The Kuzari explains very simply. Other religions promise the World to Come for the simple reason that they can’t promise anything in this world — without running the serious risk of creating terrible theological dilemmas for themselves as soon as their promises do not happen. So instead, they promised the moon — right around the corner. They guaranteed everything they could dream up — spiritual ecstasy, physical pleasures, all sorts of sumptuous, majestic delights. And why not? No one will ever come back to disprove them! So, in lieu of any tenuous promises of reward in this world, they went further and further overboard in pumping up the future one. They really had no choice and nothing else to offer, so they made the most of what they could safely offer — 100% guaranteed!
Continues the Kuzari, Judaism, by contrast, did much better. It promised here and now — contentment, rain in its time, success in this world, Divine protection, prophecy, and G-d visibly dwelling among us in the Temple. Judaism teaches us that G-d rewards us immediately. Our lives will be better, happier, and more successful if we obey G-d’s will. To be sure, in times of exile, when G-d’s Name is hidden, it takes more of an effort to see it. But G-d is there. Reward, punishment, and spiritual bliss are not things of an unknowable future world. We can have them right here and now if we are only perceptive enough to see them. And G-d guarantees that we will.
The Kuzari takes this an important step further. When we think about it, the bliss of the World to Come is not an entirely different experience from what we may merit down here. Sure, it’s too lofty for us to really comprehend, but it boils down to one thing — closeness to G-d. And that is precisely what we’ll enjoy in this world if we merit it. G-d will send prophets to lead us, He will watch over us with His Divine providence, and His Divine Presence will visibly dwell among us in the Temple. And even more fundamentally, we’ll feel good — spiritual and godly — when we emulate G-d.
Thus, G-d is in truth promising us a taste of the World to Come right down here. And so, in a sense, unlike other religions which relegate their promised reward to some obscure, distant dimension, Judaism teaches us that we can begin to build paradise right down here on earth — one which will slowly grow into the true World to Come as the man and world progress.
It should at the same time be noted that most of the more colorful metaphors Christianity (not Islam) gives for the World to Come do appear in Jewish sources. Even so, Judaism does not emphasize it. Our religion is advanced enough and sophisticated enough to recognize that no metaphor, no matter how magnificent, would do the World to Come any sort of justice. Thus, rather than attempting to describe it in woefully inadequate terms, the Torah leaves the issue aside. It’s G-d’s dwelling, His mountain, His courtyard — whatever. But beyond closeness to G-d the Torah does not even attempt to convey. Too many analogies and images would only bring down the World to Come to the minds of physical man in some grotesque misconstruction. Better to leave it where it is — in the pristine, blissful state it deserves. For “an eye did not see it, L-rd, other than You, what He will do for those who look to Him.”
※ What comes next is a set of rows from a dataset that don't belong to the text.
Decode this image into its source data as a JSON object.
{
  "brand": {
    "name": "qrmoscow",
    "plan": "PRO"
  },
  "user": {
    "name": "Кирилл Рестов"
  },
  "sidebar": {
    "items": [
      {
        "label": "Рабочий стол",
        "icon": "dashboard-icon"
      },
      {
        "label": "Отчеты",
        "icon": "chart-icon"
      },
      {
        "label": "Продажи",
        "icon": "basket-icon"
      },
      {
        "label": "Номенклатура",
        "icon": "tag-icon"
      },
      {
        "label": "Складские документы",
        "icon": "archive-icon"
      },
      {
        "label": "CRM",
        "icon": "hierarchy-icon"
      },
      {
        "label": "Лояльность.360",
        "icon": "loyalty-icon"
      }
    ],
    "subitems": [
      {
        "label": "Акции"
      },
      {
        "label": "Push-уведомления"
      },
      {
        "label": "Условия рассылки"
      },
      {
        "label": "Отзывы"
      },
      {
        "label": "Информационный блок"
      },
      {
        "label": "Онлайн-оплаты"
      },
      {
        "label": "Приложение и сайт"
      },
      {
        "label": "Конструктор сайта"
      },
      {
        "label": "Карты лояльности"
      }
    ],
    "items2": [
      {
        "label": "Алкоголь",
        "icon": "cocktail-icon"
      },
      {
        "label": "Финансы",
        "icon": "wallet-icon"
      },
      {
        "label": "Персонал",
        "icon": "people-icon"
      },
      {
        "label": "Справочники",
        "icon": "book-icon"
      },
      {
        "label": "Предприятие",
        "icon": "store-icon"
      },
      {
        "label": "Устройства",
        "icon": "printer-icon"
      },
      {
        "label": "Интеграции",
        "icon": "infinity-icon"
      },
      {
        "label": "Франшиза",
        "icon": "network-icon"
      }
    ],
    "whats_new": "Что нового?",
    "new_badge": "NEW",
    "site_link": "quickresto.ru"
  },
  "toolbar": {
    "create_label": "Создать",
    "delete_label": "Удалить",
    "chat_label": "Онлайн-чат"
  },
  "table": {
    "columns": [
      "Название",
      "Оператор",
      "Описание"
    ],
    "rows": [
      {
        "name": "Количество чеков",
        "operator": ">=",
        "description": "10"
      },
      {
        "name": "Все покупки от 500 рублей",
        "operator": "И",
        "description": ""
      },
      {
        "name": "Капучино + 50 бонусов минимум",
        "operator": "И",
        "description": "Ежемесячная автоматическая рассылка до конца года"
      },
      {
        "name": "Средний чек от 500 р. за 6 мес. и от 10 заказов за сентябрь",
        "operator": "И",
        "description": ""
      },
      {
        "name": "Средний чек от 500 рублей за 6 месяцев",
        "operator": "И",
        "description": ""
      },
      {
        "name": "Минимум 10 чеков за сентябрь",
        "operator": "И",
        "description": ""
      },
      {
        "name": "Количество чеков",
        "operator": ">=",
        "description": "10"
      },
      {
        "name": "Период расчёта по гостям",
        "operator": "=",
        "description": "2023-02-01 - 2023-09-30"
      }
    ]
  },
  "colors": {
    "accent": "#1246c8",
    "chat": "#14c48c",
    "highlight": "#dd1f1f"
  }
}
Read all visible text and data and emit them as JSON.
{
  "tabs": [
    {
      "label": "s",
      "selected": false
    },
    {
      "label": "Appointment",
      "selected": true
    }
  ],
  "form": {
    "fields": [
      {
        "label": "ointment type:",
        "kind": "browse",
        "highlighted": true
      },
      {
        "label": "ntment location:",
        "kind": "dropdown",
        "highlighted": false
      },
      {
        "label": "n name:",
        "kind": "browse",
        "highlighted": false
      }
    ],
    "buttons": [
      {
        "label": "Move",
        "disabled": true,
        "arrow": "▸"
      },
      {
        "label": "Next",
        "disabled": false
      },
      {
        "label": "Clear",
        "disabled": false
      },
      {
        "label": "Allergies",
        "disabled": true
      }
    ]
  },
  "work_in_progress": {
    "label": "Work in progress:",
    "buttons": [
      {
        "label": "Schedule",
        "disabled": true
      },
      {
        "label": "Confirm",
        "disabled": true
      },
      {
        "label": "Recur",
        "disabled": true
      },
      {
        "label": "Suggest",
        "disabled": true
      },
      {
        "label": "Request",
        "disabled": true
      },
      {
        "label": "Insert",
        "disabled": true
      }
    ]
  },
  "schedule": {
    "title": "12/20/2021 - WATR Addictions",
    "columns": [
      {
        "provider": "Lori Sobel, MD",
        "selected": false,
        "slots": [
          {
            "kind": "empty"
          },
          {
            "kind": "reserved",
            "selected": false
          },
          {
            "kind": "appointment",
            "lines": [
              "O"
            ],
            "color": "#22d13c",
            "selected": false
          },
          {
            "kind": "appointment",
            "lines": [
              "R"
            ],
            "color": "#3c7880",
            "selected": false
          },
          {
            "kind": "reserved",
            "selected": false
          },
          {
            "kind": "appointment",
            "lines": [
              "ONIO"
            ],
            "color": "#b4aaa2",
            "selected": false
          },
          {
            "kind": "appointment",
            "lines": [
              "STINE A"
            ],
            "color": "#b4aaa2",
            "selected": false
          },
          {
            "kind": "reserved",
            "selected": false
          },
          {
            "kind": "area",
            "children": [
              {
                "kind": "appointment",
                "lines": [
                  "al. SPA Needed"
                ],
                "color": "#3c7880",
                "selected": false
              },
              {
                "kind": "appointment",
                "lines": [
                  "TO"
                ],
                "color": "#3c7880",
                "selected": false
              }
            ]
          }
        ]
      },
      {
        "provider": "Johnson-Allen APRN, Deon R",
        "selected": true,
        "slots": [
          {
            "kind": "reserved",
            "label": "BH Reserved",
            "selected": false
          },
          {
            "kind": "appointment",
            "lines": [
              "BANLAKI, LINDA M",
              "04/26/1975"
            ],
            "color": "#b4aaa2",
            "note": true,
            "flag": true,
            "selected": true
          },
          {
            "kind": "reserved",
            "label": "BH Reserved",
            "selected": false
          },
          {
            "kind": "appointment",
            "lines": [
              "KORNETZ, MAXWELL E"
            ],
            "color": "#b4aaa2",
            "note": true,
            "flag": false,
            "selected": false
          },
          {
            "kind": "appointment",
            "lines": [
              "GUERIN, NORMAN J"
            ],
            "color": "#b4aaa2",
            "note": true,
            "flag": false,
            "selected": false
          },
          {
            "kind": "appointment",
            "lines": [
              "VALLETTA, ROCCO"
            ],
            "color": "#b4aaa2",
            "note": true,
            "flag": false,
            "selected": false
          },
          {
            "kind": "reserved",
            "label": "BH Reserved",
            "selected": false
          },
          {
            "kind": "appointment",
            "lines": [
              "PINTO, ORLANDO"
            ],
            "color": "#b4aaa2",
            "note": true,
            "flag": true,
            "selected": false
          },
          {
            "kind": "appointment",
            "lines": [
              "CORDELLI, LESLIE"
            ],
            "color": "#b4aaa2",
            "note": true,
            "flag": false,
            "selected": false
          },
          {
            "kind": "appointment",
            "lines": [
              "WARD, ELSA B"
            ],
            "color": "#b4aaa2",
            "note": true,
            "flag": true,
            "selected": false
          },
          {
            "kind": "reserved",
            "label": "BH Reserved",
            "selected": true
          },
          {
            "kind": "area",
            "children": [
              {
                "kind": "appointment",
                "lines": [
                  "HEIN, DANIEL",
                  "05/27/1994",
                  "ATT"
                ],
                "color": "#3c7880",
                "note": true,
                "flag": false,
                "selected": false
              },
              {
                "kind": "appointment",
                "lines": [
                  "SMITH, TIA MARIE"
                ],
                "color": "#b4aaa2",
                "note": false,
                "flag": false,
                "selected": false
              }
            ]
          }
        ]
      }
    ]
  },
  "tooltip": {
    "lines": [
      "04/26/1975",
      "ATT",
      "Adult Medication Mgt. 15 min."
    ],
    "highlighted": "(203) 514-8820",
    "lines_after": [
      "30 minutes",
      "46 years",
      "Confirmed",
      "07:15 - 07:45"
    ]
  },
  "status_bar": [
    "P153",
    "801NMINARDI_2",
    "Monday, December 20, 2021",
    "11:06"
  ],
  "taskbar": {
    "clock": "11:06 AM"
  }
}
Text Copyright © 2013 by Rabbi Dovid Rosenfeld and Torah.org